He tells us that he is constantly sketching in an attempt to create something he'd like to pursue, when he likes the direction his sketch is going, he refines it and puts it on the computer to be sized down to the size of a feather. From there, he uses the print out as a template to cut each feather using surgical knives and tiny scissors. Pretty simple, right?
Something important to note is that Maynard strictly observes the laws in place meant to protect birds, meaning that he only uses feathers that are legal to be used. Most feathers from birds in the United States cannot be used, which is why Maynard sources his feathers from private aviaries, which are host to birds from outside of the country such as pheasants and parrots. An exception to the rule are turkey feathers, which are legal to use and their tail feathers happen to be Maynard's favorite — he tells us its because of the feathers large size and a wide variety of patterns and subtle colors.

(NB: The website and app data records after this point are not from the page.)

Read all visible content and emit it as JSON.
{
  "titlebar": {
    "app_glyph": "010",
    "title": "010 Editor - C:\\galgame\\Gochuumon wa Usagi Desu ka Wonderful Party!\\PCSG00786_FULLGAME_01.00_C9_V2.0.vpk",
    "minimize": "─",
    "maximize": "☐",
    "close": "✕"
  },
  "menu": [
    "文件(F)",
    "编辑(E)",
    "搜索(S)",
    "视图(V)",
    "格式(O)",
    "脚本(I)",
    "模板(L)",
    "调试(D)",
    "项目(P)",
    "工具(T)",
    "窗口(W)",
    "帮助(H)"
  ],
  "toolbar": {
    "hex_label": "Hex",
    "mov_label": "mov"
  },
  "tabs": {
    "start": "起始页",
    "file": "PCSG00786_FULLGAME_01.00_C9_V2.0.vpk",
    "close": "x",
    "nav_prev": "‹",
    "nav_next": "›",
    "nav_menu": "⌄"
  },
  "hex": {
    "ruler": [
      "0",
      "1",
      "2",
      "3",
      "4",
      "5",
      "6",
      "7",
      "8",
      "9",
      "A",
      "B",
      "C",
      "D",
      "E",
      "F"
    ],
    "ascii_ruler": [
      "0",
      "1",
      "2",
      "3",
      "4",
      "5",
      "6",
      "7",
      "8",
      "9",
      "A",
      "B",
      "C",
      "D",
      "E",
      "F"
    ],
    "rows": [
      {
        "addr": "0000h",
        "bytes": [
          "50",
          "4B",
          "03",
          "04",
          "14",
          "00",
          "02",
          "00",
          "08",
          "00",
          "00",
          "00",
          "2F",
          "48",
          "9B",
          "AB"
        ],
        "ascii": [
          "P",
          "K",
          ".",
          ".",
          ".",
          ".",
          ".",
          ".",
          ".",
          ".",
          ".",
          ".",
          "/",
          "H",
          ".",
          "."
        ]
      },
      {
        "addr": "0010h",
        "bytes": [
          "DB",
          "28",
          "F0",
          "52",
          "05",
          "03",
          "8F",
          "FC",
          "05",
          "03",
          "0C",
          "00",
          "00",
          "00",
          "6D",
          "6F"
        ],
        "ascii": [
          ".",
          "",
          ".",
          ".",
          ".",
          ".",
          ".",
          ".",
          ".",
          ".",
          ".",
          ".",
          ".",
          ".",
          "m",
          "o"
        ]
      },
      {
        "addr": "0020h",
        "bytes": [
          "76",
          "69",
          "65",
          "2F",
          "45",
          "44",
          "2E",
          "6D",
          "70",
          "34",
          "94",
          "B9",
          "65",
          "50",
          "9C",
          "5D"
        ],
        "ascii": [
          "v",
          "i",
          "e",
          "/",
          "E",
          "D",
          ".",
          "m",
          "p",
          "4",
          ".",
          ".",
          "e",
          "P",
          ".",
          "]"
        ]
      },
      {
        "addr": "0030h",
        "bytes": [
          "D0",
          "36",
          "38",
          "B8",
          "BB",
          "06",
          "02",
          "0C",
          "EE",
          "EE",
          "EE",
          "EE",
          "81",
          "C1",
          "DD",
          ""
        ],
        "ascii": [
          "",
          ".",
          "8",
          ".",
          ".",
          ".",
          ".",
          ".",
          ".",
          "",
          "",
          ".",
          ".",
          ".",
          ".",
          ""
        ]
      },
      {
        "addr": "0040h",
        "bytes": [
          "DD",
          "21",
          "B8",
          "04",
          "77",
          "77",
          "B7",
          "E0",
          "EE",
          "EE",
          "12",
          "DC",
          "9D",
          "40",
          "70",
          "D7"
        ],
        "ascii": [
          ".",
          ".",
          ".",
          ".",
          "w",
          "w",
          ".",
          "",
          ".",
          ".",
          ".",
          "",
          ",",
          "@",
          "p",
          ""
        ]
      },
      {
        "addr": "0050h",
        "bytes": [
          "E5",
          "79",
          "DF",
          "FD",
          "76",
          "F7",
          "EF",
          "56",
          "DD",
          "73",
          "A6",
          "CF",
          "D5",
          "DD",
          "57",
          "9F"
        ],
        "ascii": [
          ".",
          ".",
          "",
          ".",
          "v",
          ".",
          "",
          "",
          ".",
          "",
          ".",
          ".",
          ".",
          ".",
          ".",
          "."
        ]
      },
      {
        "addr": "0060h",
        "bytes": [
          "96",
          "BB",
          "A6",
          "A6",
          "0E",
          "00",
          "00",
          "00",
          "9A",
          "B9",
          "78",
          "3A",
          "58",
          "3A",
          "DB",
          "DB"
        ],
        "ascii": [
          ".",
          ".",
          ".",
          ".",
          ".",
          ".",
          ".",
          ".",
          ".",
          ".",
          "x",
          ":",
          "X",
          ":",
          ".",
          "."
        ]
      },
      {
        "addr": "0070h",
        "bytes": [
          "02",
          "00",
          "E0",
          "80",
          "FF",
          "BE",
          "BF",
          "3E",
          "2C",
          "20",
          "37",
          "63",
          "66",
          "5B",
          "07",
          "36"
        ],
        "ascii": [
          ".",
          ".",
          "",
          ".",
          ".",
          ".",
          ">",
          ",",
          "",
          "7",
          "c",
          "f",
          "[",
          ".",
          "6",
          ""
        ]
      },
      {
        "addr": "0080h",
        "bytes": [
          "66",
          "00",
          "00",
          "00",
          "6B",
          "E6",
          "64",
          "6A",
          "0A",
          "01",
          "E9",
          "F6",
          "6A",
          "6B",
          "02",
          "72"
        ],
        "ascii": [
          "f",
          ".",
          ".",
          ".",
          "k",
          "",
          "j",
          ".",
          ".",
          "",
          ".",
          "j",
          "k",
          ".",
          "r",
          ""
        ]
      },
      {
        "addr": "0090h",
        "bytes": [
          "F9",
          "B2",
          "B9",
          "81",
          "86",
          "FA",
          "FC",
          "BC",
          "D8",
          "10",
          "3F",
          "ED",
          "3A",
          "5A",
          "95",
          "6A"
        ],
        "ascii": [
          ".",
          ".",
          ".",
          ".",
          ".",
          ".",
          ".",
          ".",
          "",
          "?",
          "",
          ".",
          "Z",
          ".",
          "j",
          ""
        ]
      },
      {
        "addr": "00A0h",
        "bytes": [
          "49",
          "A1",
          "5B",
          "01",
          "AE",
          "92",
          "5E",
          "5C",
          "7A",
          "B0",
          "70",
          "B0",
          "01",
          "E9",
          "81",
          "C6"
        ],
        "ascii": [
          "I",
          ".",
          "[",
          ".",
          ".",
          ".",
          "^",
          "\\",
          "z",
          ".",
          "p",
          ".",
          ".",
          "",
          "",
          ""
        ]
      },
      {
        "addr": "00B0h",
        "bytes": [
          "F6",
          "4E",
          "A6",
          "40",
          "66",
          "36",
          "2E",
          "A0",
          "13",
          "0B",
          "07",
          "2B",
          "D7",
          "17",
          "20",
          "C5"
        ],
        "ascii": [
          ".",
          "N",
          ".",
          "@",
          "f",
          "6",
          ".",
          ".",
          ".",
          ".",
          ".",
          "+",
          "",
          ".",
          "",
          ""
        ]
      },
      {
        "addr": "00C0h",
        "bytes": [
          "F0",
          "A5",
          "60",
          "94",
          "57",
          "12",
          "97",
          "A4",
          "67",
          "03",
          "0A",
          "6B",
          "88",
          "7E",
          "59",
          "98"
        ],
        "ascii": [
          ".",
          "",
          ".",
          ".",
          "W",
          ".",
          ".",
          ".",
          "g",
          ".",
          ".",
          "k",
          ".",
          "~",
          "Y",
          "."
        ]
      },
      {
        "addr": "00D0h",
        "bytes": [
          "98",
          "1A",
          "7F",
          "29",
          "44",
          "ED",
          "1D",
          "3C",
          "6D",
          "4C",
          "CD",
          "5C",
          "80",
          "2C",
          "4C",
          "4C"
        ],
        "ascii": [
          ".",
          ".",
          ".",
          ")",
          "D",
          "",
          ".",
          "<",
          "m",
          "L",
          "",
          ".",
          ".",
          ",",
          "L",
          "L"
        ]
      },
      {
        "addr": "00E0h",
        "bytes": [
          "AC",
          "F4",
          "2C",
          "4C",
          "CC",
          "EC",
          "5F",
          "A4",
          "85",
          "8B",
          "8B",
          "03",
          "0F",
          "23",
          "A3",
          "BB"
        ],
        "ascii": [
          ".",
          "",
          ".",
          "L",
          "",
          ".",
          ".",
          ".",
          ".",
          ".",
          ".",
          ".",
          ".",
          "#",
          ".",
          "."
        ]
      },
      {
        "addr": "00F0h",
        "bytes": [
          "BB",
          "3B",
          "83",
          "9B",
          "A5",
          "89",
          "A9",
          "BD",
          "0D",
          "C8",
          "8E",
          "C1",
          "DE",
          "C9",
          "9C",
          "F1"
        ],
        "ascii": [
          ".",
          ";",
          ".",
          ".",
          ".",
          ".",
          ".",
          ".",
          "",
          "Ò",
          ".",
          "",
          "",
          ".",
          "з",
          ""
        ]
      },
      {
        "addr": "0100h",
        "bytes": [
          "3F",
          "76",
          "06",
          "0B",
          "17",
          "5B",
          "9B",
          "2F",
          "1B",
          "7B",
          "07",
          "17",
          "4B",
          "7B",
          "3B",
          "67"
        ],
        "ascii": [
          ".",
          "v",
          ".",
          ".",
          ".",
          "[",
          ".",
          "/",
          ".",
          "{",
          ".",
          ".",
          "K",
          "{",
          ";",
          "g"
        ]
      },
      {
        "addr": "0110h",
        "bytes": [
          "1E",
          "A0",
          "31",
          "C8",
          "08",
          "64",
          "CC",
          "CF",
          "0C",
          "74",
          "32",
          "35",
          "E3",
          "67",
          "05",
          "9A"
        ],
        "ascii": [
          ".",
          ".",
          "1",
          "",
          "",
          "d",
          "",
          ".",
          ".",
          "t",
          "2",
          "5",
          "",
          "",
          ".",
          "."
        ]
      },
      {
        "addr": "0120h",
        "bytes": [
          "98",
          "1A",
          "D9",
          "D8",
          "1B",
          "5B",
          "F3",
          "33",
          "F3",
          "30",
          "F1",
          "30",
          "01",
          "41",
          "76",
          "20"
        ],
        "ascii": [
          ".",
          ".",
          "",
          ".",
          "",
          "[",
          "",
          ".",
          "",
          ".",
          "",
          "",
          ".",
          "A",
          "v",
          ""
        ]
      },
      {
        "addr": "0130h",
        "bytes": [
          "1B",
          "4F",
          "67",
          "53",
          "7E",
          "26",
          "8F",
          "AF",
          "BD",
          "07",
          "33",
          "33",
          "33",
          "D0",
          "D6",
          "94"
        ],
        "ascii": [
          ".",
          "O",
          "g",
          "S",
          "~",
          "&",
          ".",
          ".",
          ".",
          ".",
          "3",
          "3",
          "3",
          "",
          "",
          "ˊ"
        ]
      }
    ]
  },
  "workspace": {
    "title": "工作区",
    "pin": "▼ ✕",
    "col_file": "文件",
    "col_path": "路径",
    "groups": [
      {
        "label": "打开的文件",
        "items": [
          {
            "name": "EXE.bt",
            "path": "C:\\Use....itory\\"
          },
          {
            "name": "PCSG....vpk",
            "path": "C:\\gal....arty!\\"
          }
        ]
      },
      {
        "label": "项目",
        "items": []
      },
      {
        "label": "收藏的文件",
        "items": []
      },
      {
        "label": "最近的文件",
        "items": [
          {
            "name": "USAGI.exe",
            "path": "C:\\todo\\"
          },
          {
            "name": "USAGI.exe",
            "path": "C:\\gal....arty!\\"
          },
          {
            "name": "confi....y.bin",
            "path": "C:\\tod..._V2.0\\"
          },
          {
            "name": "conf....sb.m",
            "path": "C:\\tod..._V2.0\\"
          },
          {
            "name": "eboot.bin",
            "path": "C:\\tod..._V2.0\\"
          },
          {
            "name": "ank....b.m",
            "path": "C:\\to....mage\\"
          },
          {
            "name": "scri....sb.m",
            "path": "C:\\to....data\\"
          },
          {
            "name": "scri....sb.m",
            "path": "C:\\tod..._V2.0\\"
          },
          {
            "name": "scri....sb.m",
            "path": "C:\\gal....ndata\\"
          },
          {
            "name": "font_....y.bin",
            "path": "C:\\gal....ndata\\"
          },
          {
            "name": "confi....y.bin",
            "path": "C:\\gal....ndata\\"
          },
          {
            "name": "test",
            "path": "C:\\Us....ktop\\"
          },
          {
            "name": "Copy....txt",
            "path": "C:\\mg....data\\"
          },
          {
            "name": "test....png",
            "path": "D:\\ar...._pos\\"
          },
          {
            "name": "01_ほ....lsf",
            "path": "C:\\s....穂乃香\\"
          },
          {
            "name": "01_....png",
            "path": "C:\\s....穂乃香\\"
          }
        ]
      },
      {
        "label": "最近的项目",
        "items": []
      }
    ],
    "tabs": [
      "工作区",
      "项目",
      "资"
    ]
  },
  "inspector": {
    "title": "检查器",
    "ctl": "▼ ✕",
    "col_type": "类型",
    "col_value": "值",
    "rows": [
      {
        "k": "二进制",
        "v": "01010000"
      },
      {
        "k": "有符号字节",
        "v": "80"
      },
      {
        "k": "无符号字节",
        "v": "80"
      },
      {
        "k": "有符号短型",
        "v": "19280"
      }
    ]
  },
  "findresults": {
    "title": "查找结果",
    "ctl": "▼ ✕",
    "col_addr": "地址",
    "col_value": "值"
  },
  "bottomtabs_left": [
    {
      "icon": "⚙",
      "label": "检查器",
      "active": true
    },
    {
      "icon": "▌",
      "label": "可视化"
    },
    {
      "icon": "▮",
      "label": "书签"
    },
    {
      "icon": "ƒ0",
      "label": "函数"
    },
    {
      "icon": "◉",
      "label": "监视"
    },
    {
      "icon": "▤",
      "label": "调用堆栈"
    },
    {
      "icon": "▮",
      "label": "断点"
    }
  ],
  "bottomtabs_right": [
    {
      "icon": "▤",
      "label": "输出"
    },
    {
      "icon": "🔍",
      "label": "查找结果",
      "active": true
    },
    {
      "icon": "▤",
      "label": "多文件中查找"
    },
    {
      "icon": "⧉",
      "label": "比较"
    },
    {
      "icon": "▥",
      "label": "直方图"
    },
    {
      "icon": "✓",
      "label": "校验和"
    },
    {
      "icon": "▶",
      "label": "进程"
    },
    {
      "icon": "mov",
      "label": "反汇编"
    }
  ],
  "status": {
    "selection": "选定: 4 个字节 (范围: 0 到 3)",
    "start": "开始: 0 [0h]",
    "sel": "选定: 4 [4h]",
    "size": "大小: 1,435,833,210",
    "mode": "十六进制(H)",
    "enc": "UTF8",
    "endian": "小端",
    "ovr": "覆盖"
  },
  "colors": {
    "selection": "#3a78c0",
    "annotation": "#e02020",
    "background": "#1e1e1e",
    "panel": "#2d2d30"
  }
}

If you're enthralled with Maynard's work like us, then you'll be happy to know that it can be bought directly through his website featherfolio.com, as well as in galleries listed on the site in Santa Fe, New York. Denver, and Paris.
Want to learn more? Watch his technique in action: